This novel of Pittsburgh, by the author of Last Night at the Lobster, "celebrates the lives of everyday people in an extraordinary way" (San Francisco Chronicle).
Pittsburgh, 1998: Chris "Crest" Tolbert is eighteen years old, a soon-to-be father, and partially paralyzed after a devastating accident that left his best friend dead. In Everyday People, acclaimed novelist Stewart O'Nan offers a multifaceted portrait of Crest and of East Liberty, the African American neighborhood he calls home. As he deals with the challenges of new fatherhood and life as a paraplegic, Crest must also negotiate his relationships with his born-again brother and his father, who has been cheating on Crest's mother with a younger man.
Bringing together the stories of East Liberty's residents during one fateful autumn week, O'Nan vividly captures the experience of modern life in urban America.
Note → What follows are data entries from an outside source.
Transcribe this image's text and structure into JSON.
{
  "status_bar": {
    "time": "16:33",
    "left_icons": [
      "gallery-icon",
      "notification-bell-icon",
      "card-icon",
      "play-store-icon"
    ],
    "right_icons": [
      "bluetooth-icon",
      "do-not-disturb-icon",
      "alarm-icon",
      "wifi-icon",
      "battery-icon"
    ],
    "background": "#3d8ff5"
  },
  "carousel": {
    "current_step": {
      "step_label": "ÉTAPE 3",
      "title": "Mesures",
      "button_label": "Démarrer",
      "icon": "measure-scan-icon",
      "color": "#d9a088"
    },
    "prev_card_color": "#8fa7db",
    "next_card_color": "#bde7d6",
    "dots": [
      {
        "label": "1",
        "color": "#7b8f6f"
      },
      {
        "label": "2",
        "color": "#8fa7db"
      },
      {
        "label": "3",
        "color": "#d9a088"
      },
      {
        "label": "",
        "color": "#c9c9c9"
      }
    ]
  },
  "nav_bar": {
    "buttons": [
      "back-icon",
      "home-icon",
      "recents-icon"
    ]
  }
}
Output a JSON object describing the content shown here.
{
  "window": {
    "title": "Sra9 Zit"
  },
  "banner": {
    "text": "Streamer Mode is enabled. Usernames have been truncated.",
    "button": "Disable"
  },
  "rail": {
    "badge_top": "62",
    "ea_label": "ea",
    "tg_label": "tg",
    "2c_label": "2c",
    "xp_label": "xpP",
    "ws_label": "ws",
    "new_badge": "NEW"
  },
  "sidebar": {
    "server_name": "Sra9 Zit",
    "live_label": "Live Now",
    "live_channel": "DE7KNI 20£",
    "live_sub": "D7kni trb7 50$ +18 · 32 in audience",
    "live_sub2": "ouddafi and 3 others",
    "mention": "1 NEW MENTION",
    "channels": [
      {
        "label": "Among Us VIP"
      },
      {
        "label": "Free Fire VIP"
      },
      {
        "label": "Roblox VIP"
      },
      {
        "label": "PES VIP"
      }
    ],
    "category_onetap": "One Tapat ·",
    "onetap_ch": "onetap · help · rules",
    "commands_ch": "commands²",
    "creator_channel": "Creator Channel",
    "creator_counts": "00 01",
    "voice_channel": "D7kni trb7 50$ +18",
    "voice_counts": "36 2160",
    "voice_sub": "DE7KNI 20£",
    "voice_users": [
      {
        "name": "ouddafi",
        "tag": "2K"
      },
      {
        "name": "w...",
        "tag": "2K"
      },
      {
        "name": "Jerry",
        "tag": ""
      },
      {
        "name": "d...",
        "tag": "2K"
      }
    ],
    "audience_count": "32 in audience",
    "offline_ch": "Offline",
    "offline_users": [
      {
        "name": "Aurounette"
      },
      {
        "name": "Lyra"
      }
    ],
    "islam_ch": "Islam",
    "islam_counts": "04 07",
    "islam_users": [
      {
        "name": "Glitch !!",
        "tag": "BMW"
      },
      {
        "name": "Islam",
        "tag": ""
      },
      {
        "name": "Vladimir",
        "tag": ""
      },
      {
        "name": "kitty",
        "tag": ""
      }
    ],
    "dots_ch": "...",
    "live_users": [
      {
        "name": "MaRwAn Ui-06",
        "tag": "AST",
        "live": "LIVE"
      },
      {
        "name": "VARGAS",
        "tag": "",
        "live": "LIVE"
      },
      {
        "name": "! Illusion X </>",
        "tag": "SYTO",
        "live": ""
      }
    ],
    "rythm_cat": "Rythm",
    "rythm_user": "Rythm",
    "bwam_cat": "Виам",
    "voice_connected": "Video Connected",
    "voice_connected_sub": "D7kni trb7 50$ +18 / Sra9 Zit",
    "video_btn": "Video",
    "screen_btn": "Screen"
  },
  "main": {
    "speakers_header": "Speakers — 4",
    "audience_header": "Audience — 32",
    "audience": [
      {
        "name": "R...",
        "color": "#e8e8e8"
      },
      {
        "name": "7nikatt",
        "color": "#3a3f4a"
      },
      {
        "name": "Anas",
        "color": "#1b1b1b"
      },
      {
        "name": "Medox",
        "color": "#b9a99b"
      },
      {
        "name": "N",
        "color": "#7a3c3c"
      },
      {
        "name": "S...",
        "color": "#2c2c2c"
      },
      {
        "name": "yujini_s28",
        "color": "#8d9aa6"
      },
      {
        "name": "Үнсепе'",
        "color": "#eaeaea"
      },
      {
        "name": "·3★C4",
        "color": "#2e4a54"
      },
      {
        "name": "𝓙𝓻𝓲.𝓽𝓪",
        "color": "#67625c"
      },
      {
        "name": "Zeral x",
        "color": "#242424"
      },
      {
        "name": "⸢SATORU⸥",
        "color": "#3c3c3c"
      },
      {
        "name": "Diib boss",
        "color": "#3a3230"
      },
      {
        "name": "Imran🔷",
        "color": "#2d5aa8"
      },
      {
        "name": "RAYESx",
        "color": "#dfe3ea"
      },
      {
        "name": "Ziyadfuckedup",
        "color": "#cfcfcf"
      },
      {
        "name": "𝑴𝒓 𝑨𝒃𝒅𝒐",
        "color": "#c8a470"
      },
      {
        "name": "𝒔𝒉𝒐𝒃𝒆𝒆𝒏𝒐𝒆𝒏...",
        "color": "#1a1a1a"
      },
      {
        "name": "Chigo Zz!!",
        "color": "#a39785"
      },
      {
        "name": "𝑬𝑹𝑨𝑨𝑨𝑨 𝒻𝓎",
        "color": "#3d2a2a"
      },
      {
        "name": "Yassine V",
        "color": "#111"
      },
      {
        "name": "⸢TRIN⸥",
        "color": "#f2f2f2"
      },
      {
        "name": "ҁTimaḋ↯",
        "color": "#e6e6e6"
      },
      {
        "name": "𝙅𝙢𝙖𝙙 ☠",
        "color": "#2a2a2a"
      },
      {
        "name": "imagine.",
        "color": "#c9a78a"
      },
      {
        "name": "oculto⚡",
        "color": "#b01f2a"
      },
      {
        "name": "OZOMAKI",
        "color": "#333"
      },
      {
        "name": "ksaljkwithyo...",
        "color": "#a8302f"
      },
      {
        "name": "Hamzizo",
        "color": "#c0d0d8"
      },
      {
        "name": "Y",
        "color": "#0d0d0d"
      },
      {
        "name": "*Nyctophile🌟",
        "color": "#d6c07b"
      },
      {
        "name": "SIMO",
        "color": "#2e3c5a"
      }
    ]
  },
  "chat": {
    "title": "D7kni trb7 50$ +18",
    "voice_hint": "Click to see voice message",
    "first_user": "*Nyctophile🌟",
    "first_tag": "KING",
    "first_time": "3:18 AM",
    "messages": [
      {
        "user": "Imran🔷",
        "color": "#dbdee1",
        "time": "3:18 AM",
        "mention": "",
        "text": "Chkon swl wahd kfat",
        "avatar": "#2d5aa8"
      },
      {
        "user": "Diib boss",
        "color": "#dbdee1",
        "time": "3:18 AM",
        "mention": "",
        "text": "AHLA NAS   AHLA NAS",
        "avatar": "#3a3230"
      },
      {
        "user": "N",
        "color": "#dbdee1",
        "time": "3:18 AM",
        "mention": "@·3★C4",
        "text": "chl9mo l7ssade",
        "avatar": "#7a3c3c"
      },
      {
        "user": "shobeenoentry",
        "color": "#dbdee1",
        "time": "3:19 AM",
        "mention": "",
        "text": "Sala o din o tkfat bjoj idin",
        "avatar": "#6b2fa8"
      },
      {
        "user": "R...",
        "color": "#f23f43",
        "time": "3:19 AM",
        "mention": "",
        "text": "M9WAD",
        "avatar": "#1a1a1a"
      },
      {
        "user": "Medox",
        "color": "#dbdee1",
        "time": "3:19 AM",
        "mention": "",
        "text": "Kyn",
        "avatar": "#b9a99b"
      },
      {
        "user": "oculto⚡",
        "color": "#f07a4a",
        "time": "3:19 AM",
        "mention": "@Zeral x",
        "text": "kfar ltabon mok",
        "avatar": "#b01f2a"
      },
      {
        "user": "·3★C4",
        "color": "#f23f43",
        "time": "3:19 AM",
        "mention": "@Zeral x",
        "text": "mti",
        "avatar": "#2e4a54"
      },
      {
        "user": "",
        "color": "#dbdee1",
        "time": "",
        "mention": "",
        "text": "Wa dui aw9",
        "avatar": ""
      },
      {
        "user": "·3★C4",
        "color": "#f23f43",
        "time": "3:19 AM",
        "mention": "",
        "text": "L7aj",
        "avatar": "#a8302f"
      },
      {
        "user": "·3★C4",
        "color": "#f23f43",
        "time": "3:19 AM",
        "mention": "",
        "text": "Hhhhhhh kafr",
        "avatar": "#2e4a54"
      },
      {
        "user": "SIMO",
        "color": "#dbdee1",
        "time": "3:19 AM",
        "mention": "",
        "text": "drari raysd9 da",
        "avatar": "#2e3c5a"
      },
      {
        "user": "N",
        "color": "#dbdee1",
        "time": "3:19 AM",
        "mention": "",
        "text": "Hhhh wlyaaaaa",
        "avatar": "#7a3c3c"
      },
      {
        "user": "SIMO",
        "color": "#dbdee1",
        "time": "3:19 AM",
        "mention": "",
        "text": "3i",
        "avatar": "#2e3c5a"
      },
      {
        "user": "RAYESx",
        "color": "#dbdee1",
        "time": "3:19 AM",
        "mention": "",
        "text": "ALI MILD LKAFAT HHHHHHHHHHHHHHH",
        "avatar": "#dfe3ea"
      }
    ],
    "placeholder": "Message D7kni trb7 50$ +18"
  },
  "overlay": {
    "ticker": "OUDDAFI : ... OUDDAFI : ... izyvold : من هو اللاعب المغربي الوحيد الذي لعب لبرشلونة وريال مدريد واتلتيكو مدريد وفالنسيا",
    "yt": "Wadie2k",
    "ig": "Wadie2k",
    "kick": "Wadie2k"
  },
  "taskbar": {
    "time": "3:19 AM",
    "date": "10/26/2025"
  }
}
An emblematic work by an American master, Everyday People is "a living, breathing history lesson that brings together a set of compelling voices that make real and immediate the ups and downs of a black urban community" (Chicago Tribune).
"Like Sherwood Anderson's Winesburg, Ohio or Gloria Naylor's The Women of Brewster Place, Everyday People weaves its tale elliptically. . . . O'Nan creates vivid interior worlds, evoking conflicts and joys with astonishing grace and agility." --Milwaukee Journal Sentinel